North-east schools have been outlining how they plan to move forward in a bid to get children back into the classroom post-coronavirus.
Bosses at Aberdeen City and Aberdeenshire councils have written to parents explaining their planned next steps after the Scottish Government unveiled its detailed route map out of lockdown.
Schools across the region are set to reopen for lessons on August 11, in line with the rest of the country.
In the city, staff are set to return to school buildings next month – as long as it is deemed safe to do so by Scottish Government chiefs.
Once pupils return, a “blended” model of learning will be implemented, which will involve pupils spending part of their time at school and the remainder learning at home.
Aberdeenshire schools will have reduced class sizes, while children will be kept in small groups without mixing.
Break and lunch times will be staggered, and “clear protocols” will be introduced for parents and carers dropping off and picking up children.
Schools will also be cleaned more frequently, while the use of shared items will be reduced. Outdoor areas will be utilised more frequently.
Laurence Findlay, Aberdeenshire Council’s director of education and children’s services, said in a letter to parents: “It is clear that we will all have to continue to be flexible about learning arrangements for the foreseeable future.
“While the number of in-school hours possible from August may not be what you are hoping for, I am sure you will appreciate safety must come first and employers are expected to support parents as far as possible.”
He added: “In very challenging circumstances, schools have adapted very well to providing home and online learning, and young people and parents have responded to this really well.
“I am in no doubt that we will overcome the challenges ahead and I would like to thank staff across Aberdeenshire for their efforts.
“I would also like to thank all parents/carers for your continued support and I hope you and your families are all keeping well at this difficult time.”
The news came as First Minister revealed grandparents who perform childcare duties would not be allowed to do so – even after childminding services are allowed to restart.

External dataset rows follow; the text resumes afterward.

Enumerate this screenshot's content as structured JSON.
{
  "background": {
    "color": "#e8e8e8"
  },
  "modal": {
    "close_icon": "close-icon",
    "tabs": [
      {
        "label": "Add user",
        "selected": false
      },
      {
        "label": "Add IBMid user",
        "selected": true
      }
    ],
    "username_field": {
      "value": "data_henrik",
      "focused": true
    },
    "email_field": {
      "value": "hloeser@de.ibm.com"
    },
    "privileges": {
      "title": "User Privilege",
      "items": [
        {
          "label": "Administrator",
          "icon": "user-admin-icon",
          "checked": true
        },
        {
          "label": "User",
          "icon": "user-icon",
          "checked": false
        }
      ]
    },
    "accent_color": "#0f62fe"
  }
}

Nicola Sturgeon has said “one of the most distressing” aspects of lockdown is the need to keep families apart, as it was revealed some grandparents may be unable see their grandchildren for “many months”.
The Scottish Government’s “route map” out of lockdown – published on Thursday – sets out how childcare provision will be fully reopened as the country enters its third phase of easing restrictions, likely some time in August.
But the document makes no reference to families who rely on grandparents for childcare and appears to suggest a requirement for family members in other households to maintain a two-metre distance may not be lifted until phase four.
It means the fourth phase, which the plan describes as “many months” away, could be the first time grandparents of very young children are able to visit them in person.
The timeframe may also apply to when older family members are able to share an embrace for the first time since the coronavirus outbreak began.
The first minister was asked at her daily briefing in Edinburgh what she would say to the grandparents of young children for whom physical distancing is unlikely to possible for the duration of the lockdown measures.
“There are so many difficult aspects of this, too many to list, but one of the most distressing aspects – and I’ve seen the impact of that in my own parents – is not being able to be with grandchildren.”
Ms Sturgeon said the requirement had taken a toll in her own family and she admitted it is a situation that “really upsets” her.
She said: “There are so many difficult aspects of this, too many to list, but one of the most distressing aspects – and I’ve seen the impact of that in my own parents – is not being able to be with grandchildren.
“I don’t want that to continue for any longer than possible and we will try to run through these phases as quickly as we can, as quickly as the evidence allows.
“But I come back to the central point here – older people are most at risk from this virus; 90% of people who have died in Scotland of this virus have been over-65. That, I’m afraid, is just the brutal fact at the heart of this.”
The first minister stressed that asking adults and children not to be together in some cases, no matter how difficult, “is about protecting the grandparent… and to make sure you’re around longer to see your grandchildren grow up.”
“I know this is difficult,” she said. “You will be able, once we lift some of these restrictions and go into the next phase, to sit in the garden with your grandkids again but at a two-metres distance for this next phase.
“I know how practically difficult that will be – particularly with young children – but it is for your protection and we won’t ask you to continue to restrict your normal life for any longer than we feel is necessary. That’s the commitment I give.”